Children prefer to read books on paper rather than screens There is a common perception that children are more likely to read if it is on a device such as an iPad or Kindles. But new research shows that this is not necessarily the case. In a study of children in Year 4 and 6, those who had regular access to devices with eReading capability (such as Kindles, iPads and mobile phones) did not tend to use their devices for reading - and this was the case even when they were daily book readers. Research also found that the more devices a child had access to, the less they read in general. Print your own masterpieces and digital pens People can now access much of Sydney’s Museum of Applied Arts and Sciences’ extensive collection online. High-resolution images of more than 130,000 objects are available for viewing on a new, mobile-friendly collections website. The Museum, which includes the Powerhouse Museum, is one of a host around the world making their collections and data available for free public use.

Library staples: what people really want from their libraries! Let’s call it the Apple Store Agenda, an environment where you can relax, use the gizmos and gadgets, get online or take a class without anyone hassling you or being too invasive. Thanks to pioneers such as Apple, Google and the like, the world’s now filled to the brim with modern day consumers who have expectations - expectations that the basic staples will always be available to them, and they will be of a certain quality. What does that mean to anyone wanting to attract a new audience into their world or space?

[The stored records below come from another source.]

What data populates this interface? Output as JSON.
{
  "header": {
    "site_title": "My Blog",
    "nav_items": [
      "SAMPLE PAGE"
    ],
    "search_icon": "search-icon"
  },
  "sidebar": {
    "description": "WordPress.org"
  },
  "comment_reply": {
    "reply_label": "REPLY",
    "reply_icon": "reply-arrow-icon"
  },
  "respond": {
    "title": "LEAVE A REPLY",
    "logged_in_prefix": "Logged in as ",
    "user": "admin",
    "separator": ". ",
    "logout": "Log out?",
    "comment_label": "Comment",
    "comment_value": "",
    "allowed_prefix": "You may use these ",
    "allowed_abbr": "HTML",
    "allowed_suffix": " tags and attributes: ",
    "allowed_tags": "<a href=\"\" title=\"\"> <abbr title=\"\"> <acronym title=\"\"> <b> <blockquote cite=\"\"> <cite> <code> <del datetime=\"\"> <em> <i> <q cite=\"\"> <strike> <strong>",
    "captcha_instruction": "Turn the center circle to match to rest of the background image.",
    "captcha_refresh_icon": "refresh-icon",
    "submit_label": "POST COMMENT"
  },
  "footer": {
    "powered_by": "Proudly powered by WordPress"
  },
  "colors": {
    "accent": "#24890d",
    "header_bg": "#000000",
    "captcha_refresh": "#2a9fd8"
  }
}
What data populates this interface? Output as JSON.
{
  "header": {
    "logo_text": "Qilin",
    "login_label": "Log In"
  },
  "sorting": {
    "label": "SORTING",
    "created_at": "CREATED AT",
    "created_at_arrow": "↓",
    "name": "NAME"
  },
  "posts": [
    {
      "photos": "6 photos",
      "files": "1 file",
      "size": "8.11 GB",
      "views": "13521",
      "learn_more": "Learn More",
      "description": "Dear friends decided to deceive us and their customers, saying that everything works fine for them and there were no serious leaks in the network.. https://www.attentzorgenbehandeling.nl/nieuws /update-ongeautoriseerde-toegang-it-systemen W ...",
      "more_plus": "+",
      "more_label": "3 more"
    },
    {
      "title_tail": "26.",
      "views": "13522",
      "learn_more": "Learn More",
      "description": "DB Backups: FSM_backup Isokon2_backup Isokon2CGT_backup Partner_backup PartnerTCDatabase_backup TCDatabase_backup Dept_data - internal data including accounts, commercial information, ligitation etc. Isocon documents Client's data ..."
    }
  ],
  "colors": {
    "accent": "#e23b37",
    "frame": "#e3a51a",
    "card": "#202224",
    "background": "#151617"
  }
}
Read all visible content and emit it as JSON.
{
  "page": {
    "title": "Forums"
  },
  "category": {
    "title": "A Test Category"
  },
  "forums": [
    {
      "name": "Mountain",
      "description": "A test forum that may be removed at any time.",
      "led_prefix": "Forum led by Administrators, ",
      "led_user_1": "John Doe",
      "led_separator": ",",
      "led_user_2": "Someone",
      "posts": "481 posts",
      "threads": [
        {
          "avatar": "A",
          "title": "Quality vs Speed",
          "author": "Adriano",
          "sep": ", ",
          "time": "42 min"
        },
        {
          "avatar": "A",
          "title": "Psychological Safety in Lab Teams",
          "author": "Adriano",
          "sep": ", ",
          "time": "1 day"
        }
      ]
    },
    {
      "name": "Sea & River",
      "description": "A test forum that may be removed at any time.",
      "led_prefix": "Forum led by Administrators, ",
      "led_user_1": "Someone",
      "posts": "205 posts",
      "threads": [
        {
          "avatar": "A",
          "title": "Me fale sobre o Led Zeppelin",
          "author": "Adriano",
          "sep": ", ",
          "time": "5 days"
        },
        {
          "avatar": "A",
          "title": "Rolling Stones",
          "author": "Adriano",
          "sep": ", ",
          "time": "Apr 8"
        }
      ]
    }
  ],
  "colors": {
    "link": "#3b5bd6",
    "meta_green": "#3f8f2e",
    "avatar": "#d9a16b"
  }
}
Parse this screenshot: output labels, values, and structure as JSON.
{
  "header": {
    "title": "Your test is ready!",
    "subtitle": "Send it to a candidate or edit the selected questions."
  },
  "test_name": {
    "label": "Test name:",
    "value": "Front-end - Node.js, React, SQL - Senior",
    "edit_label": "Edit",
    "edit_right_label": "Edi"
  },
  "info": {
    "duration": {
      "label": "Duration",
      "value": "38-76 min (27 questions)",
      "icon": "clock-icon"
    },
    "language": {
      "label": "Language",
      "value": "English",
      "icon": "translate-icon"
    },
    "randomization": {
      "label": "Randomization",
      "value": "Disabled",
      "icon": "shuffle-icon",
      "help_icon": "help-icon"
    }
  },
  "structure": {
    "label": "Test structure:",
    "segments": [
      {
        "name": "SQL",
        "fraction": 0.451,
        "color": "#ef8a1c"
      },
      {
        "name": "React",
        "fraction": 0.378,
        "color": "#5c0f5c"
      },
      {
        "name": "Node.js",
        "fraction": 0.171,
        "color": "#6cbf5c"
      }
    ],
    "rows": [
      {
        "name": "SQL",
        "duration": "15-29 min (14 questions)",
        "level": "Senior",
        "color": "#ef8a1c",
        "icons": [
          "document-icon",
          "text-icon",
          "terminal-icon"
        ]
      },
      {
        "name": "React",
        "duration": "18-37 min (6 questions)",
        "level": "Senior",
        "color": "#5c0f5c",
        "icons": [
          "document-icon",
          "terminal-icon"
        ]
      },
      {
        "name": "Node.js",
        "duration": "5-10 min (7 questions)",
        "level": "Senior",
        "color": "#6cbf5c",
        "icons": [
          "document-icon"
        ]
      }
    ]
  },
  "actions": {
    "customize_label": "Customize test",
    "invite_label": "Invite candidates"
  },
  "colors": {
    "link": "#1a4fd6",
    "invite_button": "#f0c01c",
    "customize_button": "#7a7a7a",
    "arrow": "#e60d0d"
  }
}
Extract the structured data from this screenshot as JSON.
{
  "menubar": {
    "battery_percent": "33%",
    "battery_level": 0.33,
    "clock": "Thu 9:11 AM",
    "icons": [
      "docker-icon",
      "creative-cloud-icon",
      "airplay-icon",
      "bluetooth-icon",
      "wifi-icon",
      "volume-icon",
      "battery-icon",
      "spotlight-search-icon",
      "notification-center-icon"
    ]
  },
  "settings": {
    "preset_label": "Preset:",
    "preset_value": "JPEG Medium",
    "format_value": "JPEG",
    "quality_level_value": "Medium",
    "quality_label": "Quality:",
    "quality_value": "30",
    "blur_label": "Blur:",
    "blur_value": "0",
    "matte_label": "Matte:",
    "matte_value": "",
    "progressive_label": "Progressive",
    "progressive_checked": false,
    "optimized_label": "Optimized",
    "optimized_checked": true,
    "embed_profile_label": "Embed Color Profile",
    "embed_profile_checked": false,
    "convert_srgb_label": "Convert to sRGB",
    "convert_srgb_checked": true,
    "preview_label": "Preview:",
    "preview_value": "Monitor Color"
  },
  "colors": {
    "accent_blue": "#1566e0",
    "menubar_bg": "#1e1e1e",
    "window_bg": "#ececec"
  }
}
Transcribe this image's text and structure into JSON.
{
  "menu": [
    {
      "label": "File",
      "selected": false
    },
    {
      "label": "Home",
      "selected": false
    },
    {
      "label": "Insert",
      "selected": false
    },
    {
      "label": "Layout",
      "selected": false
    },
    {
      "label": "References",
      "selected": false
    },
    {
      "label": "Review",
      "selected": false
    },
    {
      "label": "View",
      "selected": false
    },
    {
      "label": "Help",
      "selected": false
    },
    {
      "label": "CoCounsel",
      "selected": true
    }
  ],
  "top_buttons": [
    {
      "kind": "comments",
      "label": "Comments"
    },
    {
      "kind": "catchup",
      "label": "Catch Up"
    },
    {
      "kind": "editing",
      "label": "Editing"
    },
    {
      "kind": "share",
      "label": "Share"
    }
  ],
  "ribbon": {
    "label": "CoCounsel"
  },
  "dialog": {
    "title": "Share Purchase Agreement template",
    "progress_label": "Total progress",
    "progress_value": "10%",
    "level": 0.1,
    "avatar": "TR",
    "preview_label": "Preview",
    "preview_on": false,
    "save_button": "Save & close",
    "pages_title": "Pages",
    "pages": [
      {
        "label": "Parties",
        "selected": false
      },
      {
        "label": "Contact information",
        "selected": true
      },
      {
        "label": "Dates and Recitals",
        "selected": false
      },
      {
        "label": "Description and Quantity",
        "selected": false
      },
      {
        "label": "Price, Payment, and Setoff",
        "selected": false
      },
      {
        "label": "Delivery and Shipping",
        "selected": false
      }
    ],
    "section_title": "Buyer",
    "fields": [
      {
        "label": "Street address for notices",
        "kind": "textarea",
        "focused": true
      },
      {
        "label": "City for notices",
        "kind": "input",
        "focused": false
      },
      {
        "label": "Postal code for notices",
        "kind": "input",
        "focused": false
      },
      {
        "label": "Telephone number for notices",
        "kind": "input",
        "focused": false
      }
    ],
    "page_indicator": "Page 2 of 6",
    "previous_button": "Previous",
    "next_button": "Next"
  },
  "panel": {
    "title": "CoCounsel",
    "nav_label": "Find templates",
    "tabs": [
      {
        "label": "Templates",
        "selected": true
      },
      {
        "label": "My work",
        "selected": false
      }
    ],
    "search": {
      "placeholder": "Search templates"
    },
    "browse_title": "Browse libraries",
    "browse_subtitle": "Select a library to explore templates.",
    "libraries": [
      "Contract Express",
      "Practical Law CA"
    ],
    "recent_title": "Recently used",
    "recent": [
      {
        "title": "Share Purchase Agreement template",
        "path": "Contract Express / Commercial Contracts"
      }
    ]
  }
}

It’s simple, provide the basic quality staples and your target audience shall come (assuming you have the right stapes for the right target audience, and of course - they know about it!). With libraries as a leading community resource, we generally have this element of our organisation pretty well handled.

10 Reasons Librarians Are More Important Than Ever It's National Library Week, and we couldn't resist paying homage to one of the most important members of the school community: librarians. Also known as library media specialists, librarians play a unique role in our schools. Often asked to take on a wide range of duties, these passionate and savvy educators deserve more than only a week of praise. Take action – Fair Copyright 1. Email your politicians Please use the form below to quickly find and send and email to your local MP and the Senators that represent your state or territory to tell them that you support fair use for Australia. Many federal politicians do not yet really understand why Australia urgently needs fair use.

Library Hand, the Fastidiously Neat Penmanship Style Made for Card Catalogs - Atlas Obscura In September 1885, a bunch of librarians spent four days holed up in scenic Lake George, just over 200 miles north of New York City. In the presence of such library-world luminaries as Melvil Dewey—the well-organized chap whose Dewey Decimal System keeps shelves orderly to this day—they discussed a range of issues, from the significance of the term “bookworm” to the question of whether libraries ought to have a separate reference-room for ladies. They then turned their attention to another crucial issue: handwriting. As libraries acquired more books, card catalogs needed to expand fast in order to keep track of them. Though the newly invented typewriter was beginning to take hold, it took time and effort to teach the art of “machine writing.”

"Cheat sheets for Technology" students Reference sheets from in-class activities Web developer Rico Sta. Cruz has published all of his own cheatsheets on his website.